And then on that seventh December on the island, word came that her mothers’ father had died. It was determined that it would be too risky and too sad a journey for the little girl so just before Christmas she kissed her mother goodbye and watched her being swung in the bosons chair over the heaving waves and into the boat that would carry her back to the mainland to attend to her grieving. All through January El Nino storms bore down on the Victorian. Rain sluiced across the windows and the wind howled in the eaves. The lighthouse keeper tried to keep the little girl company, but he was a serious man and the lights needed tending to day and night, and so often she sat at the window alone and waited, softly singing the songs that she and her mother loved. Finally, in early February, it dawned a sunny day and the lighthouse keeper told her that her mother was coming home. I could imaging the little girl sitting and watching out the window just as I was now, listening to the ticking grandfather clock mark the slowly moving minutes until finally the dark black shaft of smoke appeared and the boat that would end her loneliness grew on the horizon. I could see her running down in the sunlight, wearing the pink ribbons in her hair that her mother had left for her to open on Christmas Day.
The ocean was still in a mood after that month of storms and the waves were large in Maintop Bay. The ship eased in cautiously and the little girl jumped at the sight of her mother on foredeck in her black coat and large black hat. The mother hung onto the rail of the heaving boat but when she saw her daughter she lifted her right hand and waved and smiled. At first the captain signaled that he would have to go back and try again the next day, that it was too dangerous to try to get anyone ashore. But seeing the girl and seeing the mother and feeling the palpable pull between them, he finally swung into range of the crane. It looked as if it would all be all right for a moment. The boson’s chair swung away from the deck at just the right moment and the mother held tight but then, just as she was about to clear the bow, a huge wave crashed into the bay and violently lifted the ship into the air and the spar that ran from the smokestack hit the boom of the crane and the chain broke and the mother tumbled into the water in her big black coat and skirts and suddenly all that could be seen was her hat floating in the foam.

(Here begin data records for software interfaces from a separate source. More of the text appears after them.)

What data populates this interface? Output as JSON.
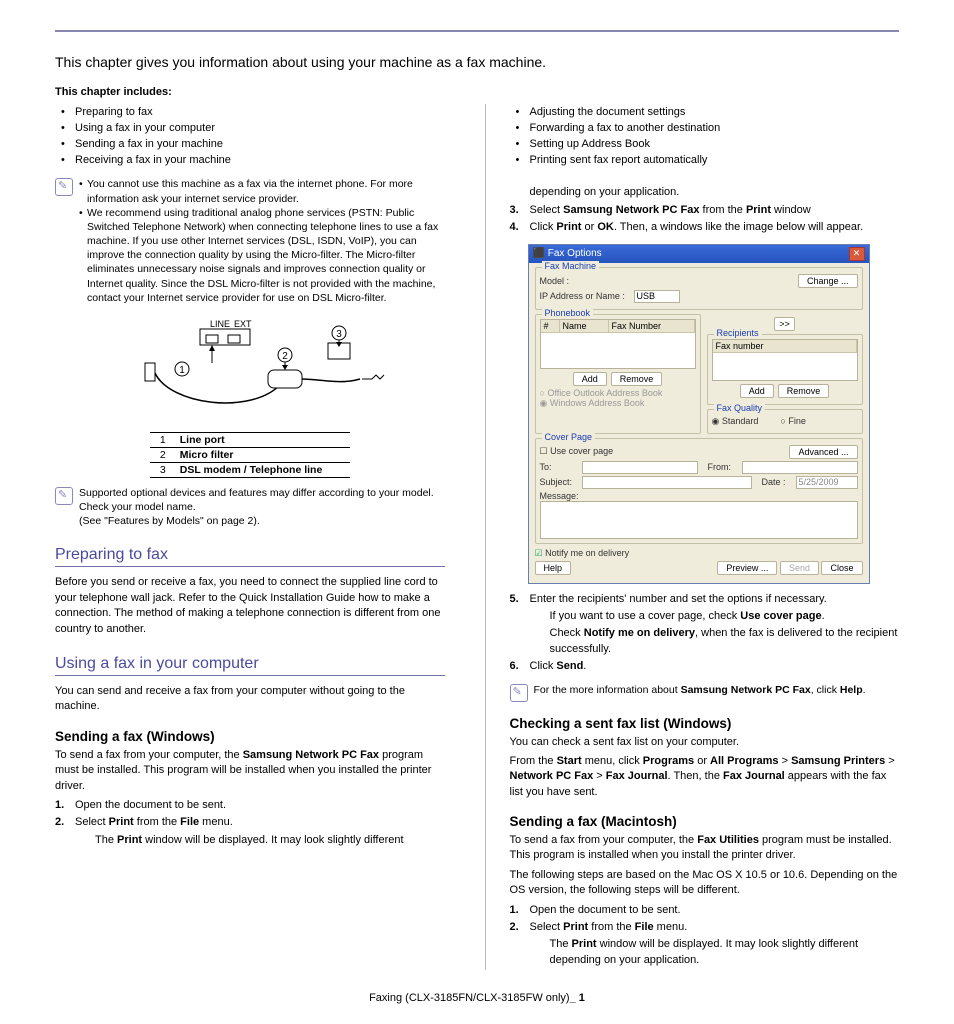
{
  "intro": "This chapter gives you information about using your machine as a fax machine.",
  "includes_head": "This chapter includes:",
  "left_bullets": [
    "Preparing to fax",
    "Using a fax in your computer",
    "Sending a fax in your machine",
    "Receiving a fax in your machine"
  ],
  "right_bullets": [
    "Adjusting the document settings",
    "Forwarding a fax to another destination",
    "Setting up Address Book",
    "Printing sent fax report automatically"
  ],
  "note1": {
    "a": "You cannot use this machine as a fax via the internet phone. For more information ask your internet service provider.",
    "b": "We recommend using traditional analog phone services (PSTN: Public Switched Telephone Network) when connecting telephone lines to use a fax machine. If you use other Internet services (DSL, ISDN, VoIP), you can improve the connection quality by using the Micro-filter. The Micro-filter eliminates unnecessary noise signals and improves connection quality or Internet quality. Since the DSL Micro-filter is not provided with the machine, contact your Internet service provider for use on DSL Micro-filter."
  },
  "diag_labels": {
    "line": "LINE",
    "ext": "EXT"
  },
  "key": {
    "k1": "Line port",
    "k2": "Micro filter",
    "k3": "DSL modem / Telephone line"
  },
  "note2": {
    "text": "Supported optional devices and features may differ according to your model. Check your model name.",
    "see": "(See \"Features by Models\" on page 2)."
  },
  "h_prepare": "Preparing to fax",
  "prepare_body": "Before you send or receive a fax, you need to connect the supplied line cord to your telephone wall jack. Refer to the Quick Installation Guide how to make a connection. The method of making a telephone connection is different from one country to another.",
  "h_using": "Using a fax in your computer",
  "using_body": "You can send and receive a fax from your computer without going to the machine.",
  "h_send_win": "Sending a fax (Windows)",
  "send_win_intro_a": "To send a fax from your computer, the ",
  "send_win_intro_b": "Samsung Network PC Fax",
  "send_win_intro_c": " program must be installed. This program will be installed when you installed the printer driver.",
  "steps_win": {
    "s1": "Open the document to be sent.",
    "s2a": "Select ",
    "s2b": "Print",
    "s2c": " from the ",
    "s2d": "File",
    "s2e": " menu.",
    "s2sub_a": "The ",
    "s2sub_b": "Print",
    "s2sub_c": " window will be displayed. It may look slightly different"
  },
  "r_dep": "depending on your application.",
  "r_s3_a": "Select ",
  "r_s3_b": "Samsung Network PC Fax",
  "r_s3_c": " from the ",
  "r_s3_d": "Print",
  "r_s3_e": " window",
  "r_s4_a": "Click ",
  "r_s4_b": "Print",
  "r_s4_c": " or ",
  "r_s4_d": "OK",
  "r_s4_e": ". Then, a windows like the image below will appear.",
  "dlg": {
    "title": "Fax Options",
    "fax_machine": "Fax Machine",
    "model": "Model :",
    "ip": "IP Address or Name :",
    "usb": "USB",
    "change": "Change ...",
    "phonebook": "Phonebook",
    "recipients": "Recipients",
    "hash": "#",
    "name": "Name",
    "faxnum": "Fax Number",
    "faxnum2": "Fax number",
    "add": "Add",
    "remove": "Remove",
    "to_arrow": ">>",
    "office": "Office Outlook Address Book",
    "winaddr": "Windows Address Book",
    "quality": "Fax Quality",
    "standard": "Standard",
    "fine": "Fine",
    "cover": "Cover Page",
    "usecover": "Use cover page",
    "advanced": "Advanced ...",
    "to": "To:",
    "from": "From:",
    "subject": "Subject:",
    "date": "Date :",
    "dateval": "5/25/2009",
    "message": "Message:",
    "notify": "Notify me on delivery",
    "help": "Help",
    "preview": "Preview ...",
    "send": "Send",
    "close": "Close"
  },
  "r_s5_a": "Enter the recipients' number and set the options if necessary.",
  "r_s5_sub1_a": "If you want to use a cover page, check ",
  "r_s5_sub1_b": "Use cover page",
  "r_s5_sub2_a": "Check ",
  "r_s5_sub2_b": "Notify me on delivery",
  "r_s5_sub2_c": ", when the fax is delivered to the recipient successfully.",
  "r_s6_a": "Click ",
  "r_s6_b": "Send",
  "note3_a": "For the more information about ",
  "note3_b": "Samsung Network PC Fax",
  "note3_c": ", click ",
  "note3_d": "Help",
  "h_check": "Checking a sent fax list (Windows)",
  "check_line": "You can check a sent fax list on your computer.",
  "check_body_a": "From the ",
  "check_body_b": "Start",
  "check_body_c": " menu, click ",
  "check_body_d": "Programs",
  "check_body_e": " or ",
  "check_body_f": "All Programs",
  "check_body_g": " > ",
  "check_body_h": "Samsung Printers",
  "check_body_i": " > ",
  "check_body_j": "Network PC Fax",
  "check_body_k": " > ",
  "check_body_l": "Fax Journal",
  "check_body_m": ". Then, the ",
  "check_body_n": "Fax Journal",
  "check_body_o": " appears with the fax list you have sent.",
  "h_mac": "Sending a fax (Macintosh)",
  "mac_intro_a": "To send a fax from your computer, the ",
  "mac_intro_b": "Fax Utilities",
  "mac_intro_c": " program must be installed. This program is installed when you install the printer driver.",
  "mac_intro2": "The following steps are based on the Mac OS X 10.5 or 10.6. Depending on the OS version, the following steps will be different.",
  "mac_s1": "Open the document to be sent.",
  "mac_s2_a": "Select ",
  "mac_s2_b": "Print",
  "mac_s2_c": " from the ",
  "mac_s2_d": "File",
  "mac_s2_e": " menu.",
  "mac_sub_a": "The ",
  "mac_sub_b": "Print",
  "mac_sub_c": " window will be displayed. It may look slightly different depending on your application.",
  "footer_a": "Faxing (CLX-3185FN/CLX-3185FW only)",
  "footer_b": "_ 1"
}
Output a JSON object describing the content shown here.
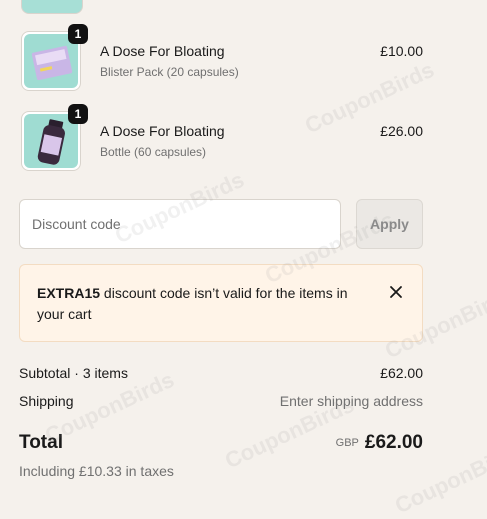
{
  "cart_items": [
    {
      "quantity": "1",
      "name": "A Dose For Bloating",
      "variant": "Blister Pack (20 capsules)",
      "price": "£10.00"
    },
    {
      "quantity": "1",
      "name": "A Dose For Bloating",
      "variant": "Bottle (60 capsules)",
      "price": "£26.00"
    }
  ],
  "discount": {
    "placeholder": "Discount code",
    "apply_label": "Apply"
  },
  "alert": {
    "code": "EXTRA15",
    "message": " discount code isn’t valid for the items in your cart"
  },
  "summary": {
    "subtotal_label": "Subtotal · 3 items",
    "subtotal_value": "£62.00",
    "shipping_label": "Shipping",
    "shipping_value": "Enter shipping address",
    "total_label": "Total",
    "currency": "GBP",
    "total_value": "£62.00",
    "taxes": "Including £10.33 in taxes"
  },
  "watermark": "CouponBirds",
  "colors": {
    "page_bg": "#f5f1ec",
    "alert_bg": "#fff4e8",
    "product_teal": "#9fdcd2",
    "badge": "#111111"
  }
}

The sun peaked out just for a moment in the crack between the ocean and the sky and painted the underside of the grey fog bank in pink and white. I saw in that moment that I would never leave the islands.